LOS ANGELES – Hollywood awards shows are notorious for being slow, but not so the lawsuit that will determine the future of the Golden Globes. Lawyers for the Hollywood Foreign Press Association and Dick Clark Productions will be battling in court at trial on August 22.
Last November, the HFPA sued show producer DCP over allegations that it breached a contract by unilaterally reaching a new eight-year broadcast deal for the Globes in secret with NBC.
Originally, there was some concern that the dispute might put the 2012 show in jeopardy because if a new producer needed to be picked, it couldn't happen before a determination was made on HFPA's claims. At the time, a December trial date looked most likely, setting off alarms for an awards show that typically airs just one month later.

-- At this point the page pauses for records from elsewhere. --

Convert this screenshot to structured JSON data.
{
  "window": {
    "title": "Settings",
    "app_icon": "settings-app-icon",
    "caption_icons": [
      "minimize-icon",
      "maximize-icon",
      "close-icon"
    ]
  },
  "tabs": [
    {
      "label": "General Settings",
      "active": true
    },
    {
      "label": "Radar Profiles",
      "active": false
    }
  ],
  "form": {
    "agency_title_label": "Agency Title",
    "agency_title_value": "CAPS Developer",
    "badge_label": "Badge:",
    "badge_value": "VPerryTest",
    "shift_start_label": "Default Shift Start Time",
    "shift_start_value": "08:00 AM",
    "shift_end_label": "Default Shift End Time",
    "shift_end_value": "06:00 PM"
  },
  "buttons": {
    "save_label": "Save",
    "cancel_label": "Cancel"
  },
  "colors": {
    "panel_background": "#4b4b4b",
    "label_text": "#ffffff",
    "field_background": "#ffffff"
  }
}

But U.S. District Court Judge Valerie Baker Fairbank and the parties have worked hard to make the litigation move extraordinarily quickly (no small feat in the clogged L.A. courthouse). The expected trial was put on a "rocket docket" for September, but now the trial has been moved up to late August.

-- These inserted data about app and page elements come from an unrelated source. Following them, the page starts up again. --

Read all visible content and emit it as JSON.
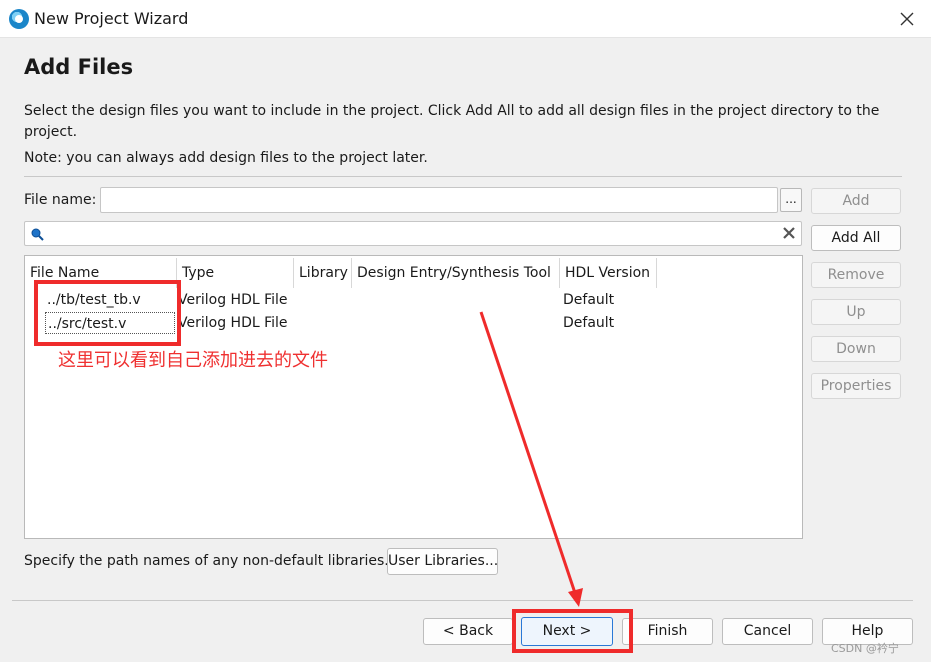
{
  "window": {
    "title": "New Project Wizard"
  },
  "page": {
    "title": "Add Files",
    "description": "Select the design files you want to include in the project. Click Add All to add all design files in the project directory to the project.",
    "note": "Note: you can always add design files to the project later."
  },
  "file_name": {
    "label": "File name:",
    "value": "",
    "browse_label": "..."
  },
  "search": {
    "value": ""
  },
  "table": {
    "columns": [
      "File Name",
      "Type",
      "Library",
      "Design Entry/Synthesis Tool",
      "HDL Version"
    ],
    "rows": [
      {
        "file_name": "../tb/test_tb.v",
        "type": "Verilog HDL File",
        "library": "",
        "tool": "",
        "hdl_version": "Default"
      },
      {
        "file_name": "../src/test.v",
        "type": "Verilog HDL File",
        "library": "",
        "tool": "",
        "hdl_version": "Default"
      }
    ]
  },
  "side_buttons": {
    "add": "Add",
    "add_all": "Add All",
    "remove": "Remove",
    "up": "Up",
    "down": "Down",
    "properties": "Properties"
  },
  "libraries": {
    "text": "Specify the path names of any non-default libraries.",
    "button": "User Libraries..."
  },
  "nav_buttons": {
    "back": "< Back",
    "next": "Next >",
    "finish": "Finish",
    "cancel": "Cancel",
    "help": "Help"
  },
  "annotation": {
    "text": "这里可以看到自己添加进去的文件",
    "color": "#ef2b2b"
  },
  "watermark": "CSDN @衿宁"
}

Both sides are moving heaven and earth to wrap up the discovery pre-trial phase of the case. A number of depositions have taken place or will soon take place, including executives at NBC Universal.
DCP is defending the lawsuit by pointing to its contract with HFPA and saying the agreement gives it "exclusive" and "irrevocable" options to hold onto the Globes. Both parties dispute whether consent over a new broadcasting deal was necessary, with the HFPA also accusing the defendant of commandeering Globes-related trademarks and other rights for its own benefit.